Reapportionment after the 2020 Census is likely to create legislative districts that more accurately represent the partisan preferences of New York residents than past apportionments. In 2012, New York voters passed a Constitutional amendment that reforms the apportionment process and institutes new Constitutional requirements for district representativeness. The process is a mixed bag, containing features that could work against accurate voter representation, and others that could work for it.
The amendment sets up a ten-member redistricting commission with four members appointed by each of the major parties’ legislative leaders plus two additional members selected by the eight. The amendment also requires that any plan developed receive the support from members nominated by both political parties. The State Legislature must vote upon the plan submitted by the Commission without amendment. If two successive plans from the Commission fail to receive Legislative and gubernatorial approval, the Legislature is then empowered to present its own plan. As legislative approval is required, there will be an unnamed “third party” involved in the redistricting effort, the “Party of the Incumbency.” Logrolling and trading to preserve the prerogatives of incumbents and secure the required approvals may work against representation of voter preferences within legislative districts.

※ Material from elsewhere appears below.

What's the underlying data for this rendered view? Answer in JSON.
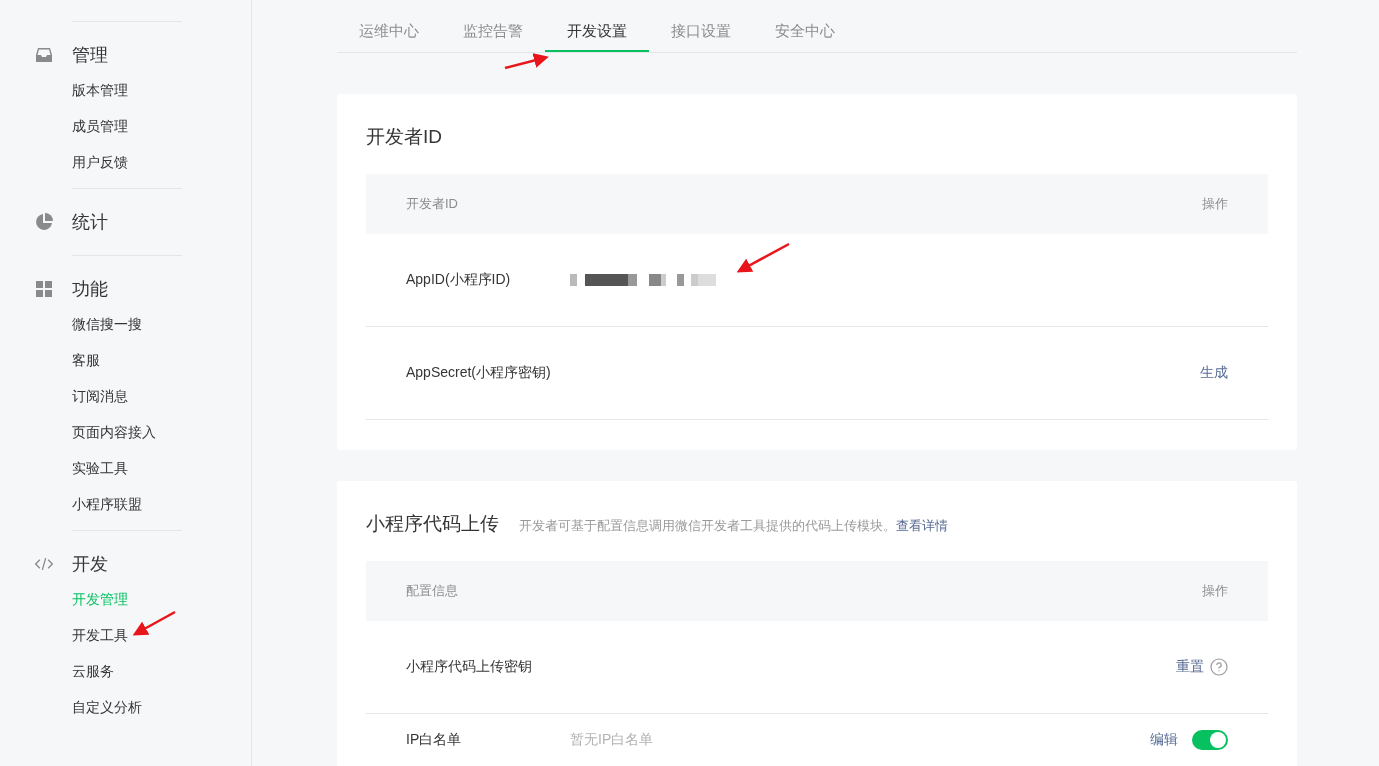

The Constitutional amendment includes a prohibition against partisan gerrymandering, “[d]istricts shall not be drawn to discourage competition or for the purpose of favoring or disfavoring incumbents or other particular candidates or political parties.” This important provision is intended to prevent the redistricting commission from manipulating district boundaries to advantage particular parties and candidates and creates a constitutional basis for a court challenge to a legislative districting plan that is gerrymandered.
Because of the statewide shift in voter preferences to the Democratic party, Republicans are unlikely to retake control of the State Senate, at least in the near future. Upstate New York is unlikely to have as much influence as it had in the past in the State legislature. But if the passage of the 2012 constitutional amendment achieves the goal of representational equity, the Senators who represent it will be more likely to represent the policy preferences of upstate residents.
(Note: An abridged version of this post appears in the Rochester Beacon, titled, “The Cost of Gerrymandering”)
 “Potential State Senate Power Shift Offers Big Implications for Upstate,” Tom Precious, Buffalo News, October 7, 2018.
 Upstate districts outside the New York metropolitan area are districts 101-103 and 106-150.
 The Independence Party is excluded from the analysis.
 Jeremy Creelan and Allison Douglas, New Tools to Challenge Partisan Redistricting in New York State?”, Rockefeller Institute of Government, August 31, 2017, https://rockinst.org/issue-area/new-tools-challenge-partisan-redistricting-new-york-state/
 Simon Jackman, “Assessing the Current Wisconsin State Legislative Districting Plan,” July 7, 2015, http://www.campaignlegalcenter.org/sites/default/files/Jackman-WHITFORD%20V.%20NICHOL-Report_0.pdf
 Creelan and Douglas, op. cit.